- Opening Delimiter -

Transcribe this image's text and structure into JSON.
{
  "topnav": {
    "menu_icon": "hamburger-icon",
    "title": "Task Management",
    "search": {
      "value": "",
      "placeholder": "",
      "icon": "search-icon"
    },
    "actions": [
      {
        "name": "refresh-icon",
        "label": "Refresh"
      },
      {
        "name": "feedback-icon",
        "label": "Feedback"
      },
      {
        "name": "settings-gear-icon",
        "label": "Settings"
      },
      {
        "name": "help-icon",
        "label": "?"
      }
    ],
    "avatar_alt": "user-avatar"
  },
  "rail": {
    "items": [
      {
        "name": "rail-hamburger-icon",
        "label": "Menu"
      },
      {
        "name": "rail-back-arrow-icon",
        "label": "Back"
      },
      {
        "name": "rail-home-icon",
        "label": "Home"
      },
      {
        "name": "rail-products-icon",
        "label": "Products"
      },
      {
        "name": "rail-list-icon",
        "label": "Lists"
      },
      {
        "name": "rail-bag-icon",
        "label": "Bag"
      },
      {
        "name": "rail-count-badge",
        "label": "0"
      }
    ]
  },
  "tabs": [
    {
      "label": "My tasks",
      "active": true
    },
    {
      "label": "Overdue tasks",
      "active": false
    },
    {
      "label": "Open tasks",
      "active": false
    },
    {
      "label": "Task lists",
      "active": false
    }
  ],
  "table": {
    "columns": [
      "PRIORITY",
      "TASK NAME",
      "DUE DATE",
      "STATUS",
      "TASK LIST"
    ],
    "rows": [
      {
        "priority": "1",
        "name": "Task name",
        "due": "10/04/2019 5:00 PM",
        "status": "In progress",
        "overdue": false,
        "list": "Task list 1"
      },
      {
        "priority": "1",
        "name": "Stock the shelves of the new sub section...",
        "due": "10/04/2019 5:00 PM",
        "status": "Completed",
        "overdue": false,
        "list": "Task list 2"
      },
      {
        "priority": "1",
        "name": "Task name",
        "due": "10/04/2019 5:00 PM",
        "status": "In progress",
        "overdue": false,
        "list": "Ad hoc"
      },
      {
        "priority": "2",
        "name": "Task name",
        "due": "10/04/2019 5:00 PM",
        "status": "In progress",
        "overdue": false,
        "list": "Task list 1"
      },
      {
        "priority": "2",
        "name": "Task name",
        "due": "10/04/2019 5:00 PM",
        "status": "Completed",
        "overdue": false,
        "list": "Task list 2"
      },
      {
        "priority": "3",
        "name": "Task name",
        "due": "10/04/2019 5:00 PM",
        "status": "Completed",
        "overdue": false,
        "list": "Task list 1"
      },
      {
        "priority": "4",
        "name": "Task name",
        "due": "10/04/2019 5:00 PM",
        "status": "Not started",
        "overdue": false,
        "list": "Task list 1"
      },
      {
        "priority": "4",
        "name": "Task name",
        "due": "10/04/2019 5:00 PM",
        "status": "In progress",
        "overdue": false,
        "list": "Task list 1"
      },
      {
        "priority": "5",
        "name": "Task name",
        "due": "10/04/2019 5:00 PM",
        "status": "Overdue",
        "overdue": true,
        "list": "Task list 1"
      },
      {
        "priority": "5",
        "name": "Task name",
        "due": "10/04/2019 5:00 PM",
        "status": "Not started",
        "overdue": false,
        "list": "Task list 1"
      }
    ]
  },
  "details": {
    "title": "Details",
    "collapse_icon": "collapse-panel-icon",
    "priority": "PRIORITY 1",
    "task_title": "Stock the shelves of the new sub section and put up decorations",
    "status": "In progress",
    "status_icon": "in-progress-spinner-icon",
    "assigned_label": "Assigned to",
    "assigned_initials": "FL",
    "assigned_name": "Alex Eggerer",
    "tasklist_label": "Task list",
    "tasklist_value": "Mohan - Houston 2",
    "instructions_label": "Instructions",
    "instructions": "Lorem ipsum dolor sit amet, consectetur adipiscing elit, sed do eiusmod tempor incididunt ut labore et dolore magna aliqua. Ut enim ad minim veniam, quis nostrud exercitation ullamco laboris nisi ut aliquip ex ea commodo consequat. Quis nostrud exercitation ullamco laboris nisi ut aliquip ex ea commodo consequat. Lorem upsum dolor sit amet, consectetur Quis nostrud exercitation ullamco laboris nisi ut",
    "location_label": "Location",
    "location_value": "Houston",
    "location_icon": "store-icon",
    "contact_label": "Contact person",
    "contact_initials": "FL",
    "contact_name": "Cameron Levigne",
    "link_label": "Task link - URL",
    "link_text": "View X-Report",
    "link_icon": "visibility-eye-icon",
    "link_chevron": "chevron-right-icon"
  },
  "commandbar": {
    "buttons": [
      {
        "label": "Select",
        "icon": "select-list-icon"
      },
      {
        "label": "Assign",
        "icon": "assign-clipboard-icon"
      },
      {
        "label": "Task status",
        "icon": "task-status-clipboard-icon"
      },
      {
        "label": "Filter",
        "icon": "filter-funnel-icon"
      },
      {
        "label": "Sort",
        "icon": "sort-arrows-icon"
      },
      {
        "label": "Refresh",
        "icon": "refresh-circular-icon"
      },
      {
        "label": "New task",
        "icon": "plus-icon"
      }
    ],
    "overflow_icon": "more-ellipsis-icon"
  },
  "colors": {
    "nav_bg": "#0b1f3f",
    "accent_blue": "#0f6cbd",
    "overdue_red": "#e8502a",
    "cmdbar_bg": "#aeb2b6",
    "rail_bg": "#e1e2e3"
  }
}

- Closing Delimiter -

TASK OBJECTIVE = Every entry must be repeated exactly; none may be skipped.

SOLUTION BELOW =
Transcribe this image's text and structure into JSON.
{
  "topnav": {
    "menu_icon": "hamburger-icon",
    "title": "Task Management",
    "search": {
      "value": "",
      "placeholder": "",
      "icon": "search-icon"
    },
    "actions": [
      {
        "name": "refresh-icon",
        "label": "Refresh"
      },
      {
        "name": "feedback-icon",
        "label": "Feedback"
      },
      {
        "name": "settings-gear-icon",
        "label": "Settings"
      },
      {
        "name": "help-icon",
        "label": "?"
      }
    ],
    "avatar_alt": "user-avatar"
  },
  "rail": {
    "items": [
      {
        "name": "rail-hamburger-icon",
        "label": "Menu"
      },
      {
        "name": "rail-back-arrow-icon",
        "label": "Back"
      },
      {
        "name": "rail-home-icon",
        "label": "Home"
      },
      {
        "name": "rail-products-icon",
        "label": "Products"
      },
      {
        "name": "rail-list-icon",
        "label": "Lists"
      },
      {
        "name": "rail-bag-icon",
        "label": "Bag"
      },
      {
        "name": "rail-count-badge",
        "label": "0"
      }
    ]
  },
  "tabs": [
    {
      "label": "My tasks",
      "active": true
    },
    {
      "label": "Overdue tasks",
      "active": false
    },
    {
      "label": "Open tasks",
      "active": false
    },
    {
      "label": "Task lists",
      "active": false
    }
  ],
  "table": {
    "columns": [
      "PRIORITY",
      "TASK NAME",
      "DUE DATE",
      "STATUS",
      "TASK LIST"
    ],
    "rows": [
      {
        "priority": "1",
        "name": "Task name",
        "due": "10/04/2019 5:00 PM",
        "status": "In progress",
        "overdue": false,
        "list": "Task list 1"
      },
      {
        "priority": "1",
        "name": "Stock the shelves of the new sub section...",
        "due": "10/04/2019 5:00 PM",
        "status": "Completed",
        "overdue": false,
        "list": "Task list 2"
      },
      {
        "priority": "1",
        "name": "Task name",
        "due": "10/04/2019 5:00 PM",
        "status": "In progress",
        "overdue": false,
        "list": "Ad hoc"
      },
      {
        "priority": "2",
        "name": "Task name",
        "due": "10/04/2019 5:00 PM",
        "status": "In progress",
        "overdue": false,
        "list": "Task list 1"
      },
      {
        "priority": "2",
        "name": "Task name",
        "due": "10/04/2019 5:00 PM",
        "status": "Completed",
        "overdue": false,
        "list": "Task list 2"
      },
      {
        "priority": "3",
        "name": "Task name",
        "due": "10/04/2019 5:00 PM",
        "status": "Completed",
        "overdue": false,
        "list": "Task list 1"
      },
      {
        "priority": "4",
        "name": "Task name",
        "due": "10/04/2019 5:00 PM",
        "status": "Not started",
        "overdue": false,
        "list": "Task list 1"
      },
      {
        "priority": "4",
        "name": "Task name",
        "due": "10/04/2019 5:00 PM",
        "status": "In progress",
        "overdue": false,
        "list": "Task list 1"
      },
      {
        "priority": "5",
        "name": "Task name",
        "due": "10/04/2019 5:00 PM",
        "status": "Overdue",
        "overdue": true,
        "list": "Task list 1"
      },
      {
        "priority": "5",
        "name": "Task name",
        "due": "10/04/2019 5:00 PM",
        "status": "Not started",
        "overdue": false,
        "list": "Task list 1"
      }
    ]
  },
  "details": {
    "title": "Details",
    "collapse_icon": "collapse-panel-icon",
    "priority": "PRIORITY 1",
    "task_title": "Stock the shelves of the new sub section and put up decorations",
    "status": "In progress",
    "status_icon": "in-progress-spinner-icon",
    "assigned_label": "Assigned to",
    "assigned_initials": "FL",
    "assigned_name": "Alex Eggerer",
    "tasklist_label": "Task list",
    "tasklist_value": "Mohan - Houston 2",
    "instructions_label": "Instructions",
    "instructions": "Lorem ipsum dolor sit amet, consectetur adipiscing elit, sed do eiusmod tempor incididunt ut labore et dolore magna aliqua. Ut enim ad minim veniam, quis nostrud exercitation ullamco laboris nisi ut aliquip ex ea commodo consequat. Quis nostrud exercitation ullamco laboris nisi ut aliquip ex ea commodo consequat. Lorem upsum dolor sit amet, consectetur Quis nostrud exercitation ullamco laboris nisi ut",
    "location_label": "Location",
    "location_value": "Houston",
    "location_icon": "store-icon",
    "contact_label": "Contact person",
    "contact_initials": "FL",
    "contact_name": "Cameron Levigne",
    "link_label": "Task link - URL",
    "link_text": "View X-Report",
    "link_icon": "visibility-eye-icon",
    "link_chevron": "chevron-right-icon"
  },
  "commandbar": {
    "buttons": [
      {
        "label": "Select",
        "icon": "select-list-icon"
      },
      {
        "label": "Assign",
        "icon": "assign-clipboard-icon"
      },
      {
        "label": "Task status",
        "icon": "task-status-clipboard-icon"
      },
      {
        "label": "Filter",
        "icon": "filter-funnel-icon"
      },
      {
        "label": "Sort",
        "icon": "sort-arrows-icon"
      },
      {
        "label": "Refresh",
        "icon": "refresh-circular-icon"
      },
      {
        "label": "New task",
        "icon": "plus-icon"
      }
    ],
    "overflow_icon": "more-ellipsis-icon"
  },
  "colors": {
    "nav_bg": "#0b1f3f",
    "accent_blue": "#0f6cbd",
    "overdue_red": "#e8502a",
    "cmdbar_bg": "#aeb2b6",
    "rail_bg": "#e1e2e3"
  }
}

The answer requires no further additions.